■ Work required: From the first record through the last, copy each one exactly.

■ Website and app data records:
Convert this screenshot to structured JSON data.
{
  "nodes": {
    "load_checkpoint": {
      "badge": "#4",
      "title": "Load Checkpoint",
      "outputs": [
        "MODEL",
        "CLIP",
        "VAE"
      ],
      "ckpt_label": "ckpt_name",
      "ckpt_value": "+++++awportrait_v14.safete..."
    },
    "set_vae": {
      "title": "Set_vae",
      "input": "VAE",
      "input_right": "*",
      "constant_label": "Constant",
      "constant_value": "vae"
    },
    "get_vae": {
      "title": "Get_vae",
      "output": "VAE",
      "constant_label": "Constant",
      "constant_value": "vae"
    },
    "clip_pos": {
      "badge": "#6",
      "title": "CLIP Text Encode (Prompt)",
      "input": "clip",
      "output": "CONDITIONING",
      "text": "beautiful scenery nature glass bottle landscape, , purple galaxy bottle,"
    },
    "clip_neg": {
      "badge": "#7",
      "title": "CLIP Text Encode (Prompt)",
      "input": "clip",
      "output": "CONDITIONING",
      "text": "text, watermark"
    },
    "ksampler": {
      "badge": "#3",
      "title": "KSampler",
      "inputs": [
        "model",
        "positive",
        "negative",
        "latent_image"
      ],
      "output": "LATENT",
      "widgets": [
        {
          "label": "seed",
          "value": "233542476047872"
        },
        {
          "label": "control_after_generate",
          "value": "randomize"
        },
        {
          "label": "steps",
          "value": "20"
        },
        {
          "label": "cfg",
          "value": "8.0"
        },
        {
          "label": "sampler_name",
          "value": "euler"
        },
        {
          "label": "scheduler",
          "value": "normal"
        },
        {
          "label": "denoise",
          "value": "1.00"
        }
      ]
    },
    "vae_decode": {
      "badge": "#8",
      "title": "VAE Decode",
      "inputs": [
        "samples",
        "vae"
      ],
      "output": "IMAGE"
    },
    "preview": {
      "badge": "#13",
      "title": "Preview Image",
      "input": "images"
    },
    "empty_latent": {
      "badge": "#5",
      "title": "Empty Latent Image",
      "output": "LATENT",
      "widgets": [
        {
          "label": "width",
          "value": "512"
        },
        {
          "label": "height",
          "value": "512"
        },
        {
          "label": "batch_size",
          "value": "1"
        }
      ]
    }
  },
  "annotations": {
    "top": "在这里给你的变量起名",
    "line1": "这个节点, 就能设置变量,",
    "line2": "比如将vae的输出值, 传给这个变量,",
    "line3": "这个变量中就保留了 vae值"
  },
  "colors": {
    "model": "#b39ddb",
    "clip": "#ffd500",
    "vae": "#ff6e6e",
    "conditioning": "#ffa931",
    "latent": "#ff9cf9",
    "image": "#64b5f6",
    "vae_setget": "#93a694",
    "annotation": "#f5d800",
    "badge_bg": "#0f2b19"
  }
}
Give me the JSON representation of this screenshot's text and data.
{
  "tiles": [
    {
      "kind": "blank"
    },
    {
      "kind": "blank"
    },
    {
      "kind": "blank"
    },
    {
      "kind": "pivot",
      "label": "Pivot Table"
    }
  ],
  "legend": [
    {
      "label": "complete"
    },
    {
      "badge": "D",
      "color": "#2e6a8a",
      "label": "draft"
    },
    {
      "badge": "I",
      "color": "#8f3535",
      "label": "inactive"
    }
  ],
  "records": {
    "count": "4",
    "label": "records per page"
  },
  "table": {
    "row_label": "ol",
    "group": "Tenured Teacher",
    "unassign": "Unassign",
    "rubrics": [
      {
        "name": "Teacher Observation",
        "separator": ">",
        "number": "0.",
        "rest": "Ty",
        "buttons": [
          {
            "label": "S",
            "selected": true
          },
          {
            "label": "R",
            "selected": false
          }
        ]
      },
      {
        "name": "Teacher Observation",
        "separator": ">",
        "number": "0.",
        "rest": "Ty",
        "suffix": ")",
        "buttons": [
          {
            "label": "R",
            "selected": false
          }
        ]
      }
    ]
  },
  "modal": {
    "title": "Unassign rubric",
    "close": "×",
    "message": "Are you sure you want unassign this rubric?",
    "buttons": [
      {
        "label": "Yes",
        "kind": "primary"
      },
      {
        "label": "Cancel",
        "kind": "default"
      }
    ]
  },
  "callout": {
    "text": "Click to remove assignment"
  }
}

■ Completed exercise:
Convert this screenshot to structured JSON data.
{
  "nodes": {
    "load_checkpoint": {
      "badge": "#4",
      "title": "Load Checkpoint",
      "outputs": [
        "MODEL",
        "CLIP",
        "VAE"
      ],
      "ckpt_label": "ckpt_name",
      "ckpt_value": "+++++awportrait_v14.safete..."
    },
    "set_vae": {
      "title": "Set_vae",
      "input": "VAE",
      "input_right": "*",
      "constant_label": "Constant",
      "constant_value": "vae"
    },
    "get_vae": {
      "title": "Get_vae",
      "output": "VAE",
      "constant_label": "Constant",
      "constant_value": "vae"
    },
    "clip_pos": {
      "badge": "#6",
      "title": "CLIP Text Encode (Prompt)",
      "input": "clip",
      "output": "CONDITIONING",
      "text": "beautiful scenery nature glass bottle landscape, , purple galaxy bottle,"
    },
    "clip_neg": {
      "badge": "#7",
      "title": "CLIP Text Encode (Prompt)",
      "input": "clip",
      "output": "CONDITIONING",
      "text": "text, watermark"
    },
    "ksampler": {
      "badge": "#3",
      "title": "KSampler",
      "inputs": [
        "model",
        "positive",
        "negative",
        "latent_image"
      ],
      "output": "LATENT",
      "widgets": [
        {
          "label": "seed",
          "value": "233542476047872"
        },
        {
          "label": "control_after_generate",
          "value": "randomize"
        },
        {
          "label": "steps",
          "value": "20"
        },
        {
          "label": "cfg",
          "value": "8.0"
        },
        {
          "label": "sampler_name",
          "value": "euler"
        },
        {
          "label": "scheduler",
          "value": "normal"
        },
        {
          "label": "denoise",
          "value": "1.00"
        }
      ]
    },
    "vae_decode": {
      "badge": "#8",
      "title": "VAE Decode",
      "inputs": [
        "samples",
        "vae"
      ],
      "output": "IMAGE"
    },
    "preview": {
      "badge": "#13",
      "title": "Preview Image",
      "input": "images"
    },
    "empty_latent": {
      "badge": "#5",
      "title": "Empty Latent Image",
      "output": "LATENT",
      "widgets": [
        {
          "label": "width",
          "value": "512"
        },
        {
          "label": "height",
          "value": "512"
        },
        {
          "label": "batch_size",
          "value": "1"
        }
      ]
    }
  },
  "annotations": {
    "top": "在这里给你的变量起名",
    "line1": "这个节点, 就能设置变量,",
    "line2": "比如将vae的输出值, 传给这个变量,",
    "line3": "这个变量中就保留了 vae值"
  },
  "colors": {
    "model": "#b39ddb",
    "clip": "#ffd500",
    "vae": "#ff6e6e",
    "conditioning": "#ffa931",
    "latent": "#ff9cf9",
    "image": "#64b5f6",
    "vae_setget": "#93a694",
    "annotation": "#f5d800",
    "badge_bg": "#0f2b19"
  }
}
Give me the JSON representation of this screenshot's text and data.
{
  "tiles": [
    {
      "kind": "blank"
    },
    {
      "kind": "blank"
    },
    {
      "kind": "blank"
    },
    {
      "kind": "pivot",
      "label": "Pivot Table"
    }
  ],
  "legend": [
    {
      "label": "complete"
    },
    {
      "badge": "D",
      "color": "#2e6a8a",
      "label": "draft"
    },
    {
      "badge": "I",
      "color": "#8f3535",
      "label": "inactive"
    }
  ],
  "records": {
    "count": "4",
    "label": "records per page"
  },
  "table": {
    "row_label": "ol",
    "group": "Tenured Teacher",
    "unassign": "Unassign",
    "rubrics": [
      {
        "name": "Teacher Observation",
        "separator": ">",
        "number": "0.",
        "rest": "Ty",
        "buttons": [
          {
            "label": "S",
            "selected": true
          },
          {
            "label": "R",
            "selected": false
          }
        ]
      },
      {
        "name": "Teacher Observation",
        "separator": ">",
        "number": "0.",
        "rest": "Ty",
        "suffix": ")",
        "buttons": [
          {
            "label": "R",
            "selected": false
          }
        ]
      }
    ]
  },
  "modal": {
    "title": "Unassign rubric",
    "close": "×",
    "message": "Are you sure you want unassign this rubric?",
    "buttons": [
      {
        "label": "Yes",
        "kind": "primary"
      },
      {
        "label": "Cancel",
        "kind": "default"
      }
    ]
  },
  "callout": {
    "text": "Click to remove assignment"
  }
}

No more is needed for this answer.